  • Since 1978 the amount of irrigated land per person has declined due to:
    • Depletion of underground water supplies.
    • Inefficient irrigation methods.
    • Salt build-up.
    • Cost of irrigating crops.
the green revolution and its environmental impact2
  • Modern agriculture has a greater harmful environmental impact than any human activity.
  • Loss of a variety of genetically different crop and livestock strains might limit raw material needed for future green and gene revolutions.
    • In the U.S., 97% of the food plant varieties available in the 1940 no longer exist in large quantities.

Biodiversity Loss


Air Pollution

Human Health


Loss and degradation of grasslands, forests, and wetlands


Water waste

Nitrates in drinking water

Greenhouse gas emissions from fossil fuel use

Aquifer depletion

Loss of fertility

Pesticide residues in drinking water, food, and air


Increased runoff and flooding from cleared land

Other air pollutants from fossil fuel use



Fish kills from pesticide runoff

Sediment pollution from erosion

Contamination of drinking and swimming water with disease organisms from livestock wastes

Greenhouse gas emissions of nitrous oxide from use of inorganic fertilizers

Fish kills from pesticide runoff

Killing wild predators to protect livestock

Surface and groundwater pollution from pesticides and fertilizers

Belching of the greenhouse gas methane by cattle

Loss of genetic diversity of wild crop strains replaced by monoculture strains

Bacterial contamination of meat

Overfertilization of lakes and rivers from runoff of fertilizers, livestock wastes, and food processing wastes

Pollution from pesticide sprays

Fig. 13-18, p. 285

the gene revolution
  • To increase crop yields, we can mix the genes of similar types of organisms and mix the genes of different organisms.
    • Artificial selection has been used for centuries to develop genetically improved varieties of crops.
    • Genetic engineering develops improved strains at an exponential pace compared to artificial selection.
  • Controversy has arisen over the use of genetically modified food (GMF).
mixing genes
Mixing Genes
  • Genetic engineering involves splicing a gene from one species and transplanting the DNA into another species.

Figure 13-19

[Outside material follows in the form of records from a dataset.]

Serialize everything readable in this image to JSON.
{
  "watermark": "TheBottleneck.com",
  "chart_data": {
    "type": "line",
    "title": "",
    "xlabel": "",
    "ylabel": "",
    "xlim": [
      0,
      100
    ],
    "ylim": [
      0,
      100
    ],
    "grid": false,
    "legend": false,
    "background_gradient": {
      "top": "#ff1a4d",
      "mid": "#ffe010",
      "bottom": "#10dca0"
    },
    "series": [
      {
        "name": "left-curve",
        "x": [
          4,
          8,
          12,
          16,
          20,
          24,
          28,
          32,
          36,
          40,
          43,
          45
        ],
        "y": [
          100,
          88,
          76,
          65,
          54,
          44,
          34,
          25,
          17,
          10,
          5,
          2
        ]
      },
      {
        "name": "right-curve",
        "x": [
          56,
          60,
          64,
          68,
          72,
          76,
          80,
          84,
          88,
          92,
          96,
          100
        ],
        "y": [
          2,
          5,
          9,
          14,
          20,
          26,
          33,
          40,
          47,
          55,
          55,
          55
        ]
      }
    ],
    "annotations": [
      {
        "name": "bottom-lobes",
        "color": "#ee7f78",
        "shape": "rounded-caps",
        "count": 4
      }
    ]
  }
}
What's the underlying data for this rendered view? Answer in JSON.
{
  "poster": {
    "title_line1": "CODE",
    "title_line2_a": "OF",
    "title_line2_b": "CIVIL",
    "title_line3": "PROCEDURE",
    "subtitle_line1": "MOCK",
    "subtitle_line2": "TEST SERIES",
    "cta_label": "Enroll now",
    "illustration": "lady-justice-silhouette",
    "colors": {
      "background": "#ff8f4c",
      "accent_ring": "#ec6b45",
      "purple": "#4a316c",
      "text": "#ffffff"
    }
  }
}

Genetically Modified Crops and Foods

Projected Advantages

Projected Disadvantages

Need less fertilizer

Irreversible and unpredictable genetic and ecological effects

Need less water

Harmful toxins in food from possible plant cell mutations

More resistant to insects, disease, frost, and drought

New allergens in food

Grow faster

Lower nutrition

Can grow in slightly salty soils

Increased development of pesticide-resistant insects and plant diseases

Less spoilage

Better flavor

Can create herbicide-resistant weeds

Need less pesticides

Tolerate higher levels of herbicides

Can harm beneficial insects

Higher yields

Lower genetic diversity

Fig. 13-19, p. 287